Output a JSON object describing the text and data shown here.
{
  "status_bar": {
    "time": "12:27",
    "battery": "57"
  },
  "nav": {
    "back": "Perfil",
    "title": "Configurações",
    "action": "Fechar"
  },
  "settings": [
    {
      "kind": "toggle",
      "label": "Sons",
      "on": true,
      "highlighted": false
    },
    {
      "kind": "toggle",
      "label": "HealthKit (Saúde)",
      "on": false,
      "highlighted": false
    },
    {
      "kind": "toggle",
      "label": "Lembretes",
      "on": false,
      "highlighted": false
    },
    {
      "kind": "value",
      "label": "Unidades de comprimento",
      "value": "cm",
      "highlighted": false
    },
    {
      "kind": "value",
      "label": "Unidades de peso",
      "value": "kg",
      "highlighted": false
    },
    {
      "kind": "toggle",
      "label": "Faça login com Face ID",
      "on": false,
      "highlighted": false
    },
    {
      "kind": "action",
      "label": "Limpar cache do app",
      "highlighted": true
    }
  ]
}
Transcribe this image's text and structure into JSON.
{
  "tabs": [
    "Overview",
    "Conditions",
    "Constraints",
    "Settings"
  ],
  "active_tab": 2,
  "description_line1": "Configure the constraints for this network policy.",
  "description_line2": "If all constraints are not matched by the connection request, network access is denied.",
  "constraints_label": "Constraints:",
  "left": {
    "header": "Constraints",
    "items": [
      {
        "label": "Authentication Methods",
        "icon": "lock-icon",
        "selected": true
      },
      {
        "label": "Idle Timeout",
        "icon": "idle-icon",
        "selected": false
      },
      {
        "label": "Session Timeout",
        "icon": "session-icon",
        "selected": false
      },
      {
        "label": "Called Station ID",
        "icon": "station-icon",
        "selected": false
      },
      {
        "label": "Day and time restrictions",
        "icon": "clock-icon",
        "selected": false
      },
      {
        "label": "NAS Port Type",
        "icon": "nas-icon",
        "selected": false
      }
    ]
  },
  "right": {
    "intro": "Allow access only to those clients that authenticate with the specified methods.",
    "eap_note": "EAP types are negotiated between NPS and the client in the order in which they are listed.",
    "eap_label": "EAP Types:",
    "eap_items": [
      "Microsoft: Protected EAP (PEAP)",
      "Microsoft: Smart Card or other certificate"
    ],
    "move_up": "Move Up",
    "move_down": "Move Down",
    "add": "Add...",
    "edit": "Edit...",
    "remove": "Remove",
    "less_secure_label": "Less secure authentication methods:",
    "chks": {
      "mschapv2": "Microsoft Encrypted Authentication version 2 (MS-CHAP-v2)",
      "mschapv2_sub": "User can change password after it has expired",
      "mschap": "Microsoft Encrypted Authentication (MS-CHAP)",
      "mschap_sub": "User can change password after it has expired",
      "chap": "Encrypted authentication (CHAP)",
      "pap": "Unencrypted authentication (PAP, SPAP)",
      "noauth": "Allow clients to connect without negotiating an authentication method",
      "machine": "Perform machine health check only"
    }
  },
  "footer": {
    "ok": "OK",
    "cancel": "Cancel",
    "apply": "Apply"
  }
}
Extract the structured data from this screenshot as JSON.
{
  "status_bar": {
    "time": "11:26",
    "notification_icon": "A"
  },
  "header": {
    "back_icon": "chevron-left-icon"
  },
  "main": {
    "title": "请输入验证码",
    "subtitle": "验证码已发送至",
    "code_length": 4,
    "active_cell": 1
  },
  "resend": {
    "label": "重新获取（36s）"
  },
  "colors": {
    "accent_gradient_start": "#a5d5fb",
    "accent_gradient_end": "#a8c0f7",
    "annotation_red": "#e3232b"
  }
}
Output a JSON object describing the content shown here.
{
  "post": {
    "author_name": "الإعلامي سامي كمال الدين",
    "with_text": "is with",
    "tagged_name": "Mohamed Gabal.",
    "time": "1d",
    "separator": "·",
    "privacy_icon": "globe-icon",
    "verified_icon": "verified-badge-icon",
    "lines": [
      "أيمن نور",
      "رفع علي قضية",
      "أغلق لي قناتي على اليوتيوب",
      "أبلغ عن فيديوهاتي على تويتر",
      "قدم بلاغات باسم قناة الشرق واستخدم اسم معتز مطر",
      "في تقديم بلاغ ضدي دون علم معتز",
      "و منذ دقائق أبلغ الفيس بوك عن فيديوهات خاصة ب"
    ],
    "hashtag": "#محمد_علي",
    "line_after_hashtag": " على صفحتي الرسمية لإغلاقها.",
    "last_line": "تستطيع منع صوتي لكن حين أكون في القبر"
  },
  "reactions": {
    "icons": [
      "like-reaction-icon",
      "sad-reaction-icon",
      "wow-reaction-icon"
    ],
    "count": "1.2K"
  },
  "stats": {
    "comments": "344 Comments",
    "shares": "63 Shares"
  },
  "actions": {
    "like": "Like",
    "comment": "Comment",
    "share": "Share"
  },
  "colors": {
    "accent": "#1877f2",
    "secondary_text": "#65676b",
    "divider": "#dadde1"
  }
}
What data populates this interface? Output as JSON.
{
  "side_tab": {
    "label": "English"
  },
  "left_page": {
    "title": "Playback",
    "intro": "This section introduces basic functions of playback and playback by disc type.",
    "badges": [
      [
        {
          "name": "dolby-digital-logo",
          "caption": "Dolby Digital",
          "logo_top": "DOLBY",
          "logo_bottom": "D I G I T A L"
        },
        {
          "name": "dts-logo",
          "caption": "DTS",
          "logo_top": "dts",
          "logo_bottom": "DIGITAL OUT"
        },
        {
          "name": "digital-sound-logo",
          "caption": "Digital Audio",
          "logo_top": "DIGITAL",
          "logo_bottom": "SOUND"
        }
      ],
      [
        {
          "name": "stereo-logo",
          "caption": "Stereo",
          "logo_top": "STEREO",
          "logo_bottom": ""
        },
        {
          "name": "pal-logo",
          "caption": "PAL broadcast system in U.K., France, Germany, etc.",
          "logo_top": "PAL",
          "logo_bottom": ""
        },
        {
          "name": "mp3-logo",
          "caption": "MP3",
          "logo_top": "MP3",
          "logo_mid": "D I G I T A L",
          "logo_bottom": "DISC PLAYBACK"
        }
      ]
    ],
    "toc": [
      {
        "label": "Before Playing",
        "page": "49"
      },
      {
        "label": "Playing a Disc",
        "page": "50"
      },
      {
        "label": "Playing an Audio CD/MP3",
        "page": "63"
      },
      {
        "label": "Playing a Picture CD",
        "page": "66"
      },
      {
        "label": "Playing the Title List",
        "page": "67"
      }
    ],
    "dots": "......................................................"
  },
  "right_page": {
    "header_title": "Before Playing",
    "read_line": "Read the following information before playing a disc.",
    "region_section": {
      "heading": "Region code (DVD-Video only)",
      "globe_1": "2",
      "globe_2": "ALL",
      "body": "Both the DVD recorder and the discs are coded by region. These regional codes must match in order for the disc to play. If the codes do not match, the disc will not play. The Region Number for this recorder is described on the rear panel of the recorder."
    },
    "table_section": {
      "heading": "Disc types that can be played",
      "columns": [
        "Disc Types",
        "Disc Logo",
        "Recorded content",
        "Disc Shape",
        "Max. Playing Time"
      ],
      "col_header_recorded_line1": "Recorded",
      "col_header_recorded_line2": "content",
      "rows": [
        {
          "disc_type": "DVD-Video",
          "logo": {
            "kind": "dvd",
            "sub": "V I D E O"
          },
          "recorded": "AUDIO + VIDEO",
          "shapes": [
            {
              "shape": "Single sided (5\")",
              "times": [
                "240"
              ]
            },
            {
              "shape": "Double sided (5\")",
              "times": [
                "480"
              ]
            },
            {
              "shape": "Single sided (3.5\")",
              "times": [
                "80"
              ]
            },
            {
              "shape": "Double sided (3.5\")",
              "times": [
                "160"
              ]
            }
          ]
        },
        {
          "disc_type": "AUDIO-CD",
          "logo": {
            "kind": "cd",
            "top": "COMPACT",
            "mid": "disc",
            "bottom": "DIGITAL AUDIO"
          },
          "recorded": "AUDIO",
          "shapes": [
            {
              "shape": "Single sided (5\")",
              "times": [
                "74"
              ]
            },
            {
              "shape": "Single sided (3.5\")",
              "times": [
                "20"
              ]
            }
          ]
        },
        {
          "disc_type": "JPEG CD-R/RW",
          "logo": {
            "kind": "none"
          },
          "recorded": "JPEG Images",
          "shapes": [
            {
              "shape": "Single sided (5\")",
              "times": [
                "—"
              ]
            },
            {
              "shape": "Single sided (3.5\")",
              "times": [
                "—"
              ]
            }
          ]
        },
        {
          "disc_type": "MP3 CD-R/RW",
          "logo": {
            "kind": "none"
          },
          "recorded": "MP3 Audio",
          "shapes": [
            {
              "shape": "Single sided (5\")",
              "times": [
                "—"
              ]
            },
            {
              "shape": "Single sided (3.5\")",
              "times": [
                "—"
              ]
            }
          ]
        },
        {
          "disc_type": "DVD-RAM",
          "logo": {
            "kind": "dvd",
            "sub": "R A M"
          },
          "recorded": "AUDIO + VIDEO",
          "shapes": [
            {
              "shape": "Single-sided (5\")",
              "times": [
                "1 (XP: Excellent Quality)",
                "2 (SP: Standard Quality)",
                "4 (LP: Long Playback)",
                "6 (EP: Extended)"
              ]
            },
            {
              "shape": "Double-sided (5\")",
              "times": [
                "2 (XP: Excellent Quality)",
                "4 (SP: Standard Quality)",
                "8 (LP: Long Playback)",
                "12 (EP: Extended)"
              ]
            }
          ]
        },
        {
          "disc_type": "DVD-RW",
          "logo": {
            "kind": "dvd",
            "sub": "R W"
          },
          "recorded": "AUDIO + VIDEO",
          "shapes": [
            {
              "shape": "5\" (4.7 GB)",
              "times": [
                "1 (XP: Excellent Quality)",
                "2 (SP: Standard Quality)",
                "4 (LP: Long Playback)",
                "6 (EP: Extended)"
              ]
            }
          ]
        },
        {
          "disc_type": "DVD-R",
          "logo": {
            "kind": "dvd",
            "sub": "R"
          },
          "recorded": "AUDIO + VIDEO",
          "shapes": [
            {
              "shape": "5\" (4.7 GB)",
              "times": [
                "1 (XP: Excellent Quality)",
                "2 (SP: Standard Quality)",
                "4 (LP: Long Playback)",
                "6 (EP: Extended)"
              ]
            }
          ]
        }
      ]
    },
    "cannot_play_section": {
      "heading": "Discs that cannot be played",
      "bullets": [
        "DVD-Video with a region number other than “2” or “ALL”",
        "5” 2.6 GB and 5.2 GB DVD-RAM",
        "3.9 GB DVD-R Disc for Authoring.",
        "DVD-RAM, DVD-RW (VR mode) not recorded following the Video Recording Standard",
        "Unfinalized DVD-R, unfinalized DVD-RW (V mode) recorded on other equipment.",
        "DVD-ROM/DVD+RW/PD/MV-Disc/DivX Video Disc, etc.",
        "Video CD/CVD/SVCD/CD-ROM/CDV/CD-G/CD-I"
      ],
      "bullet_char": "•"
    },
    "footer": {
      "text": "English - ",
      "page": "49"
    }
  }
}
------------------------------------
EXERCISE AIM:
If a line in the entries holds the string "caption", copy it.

TASK SOLUTION:
          "caption": "Dolby Digital",
          "caption": "DTS",
          "caption": "Digital Audio",
          "caption": "Stereo",
          "caption": "PAL broadcast system in U.K., France, Germany, etc.",
          "caption": "MP3",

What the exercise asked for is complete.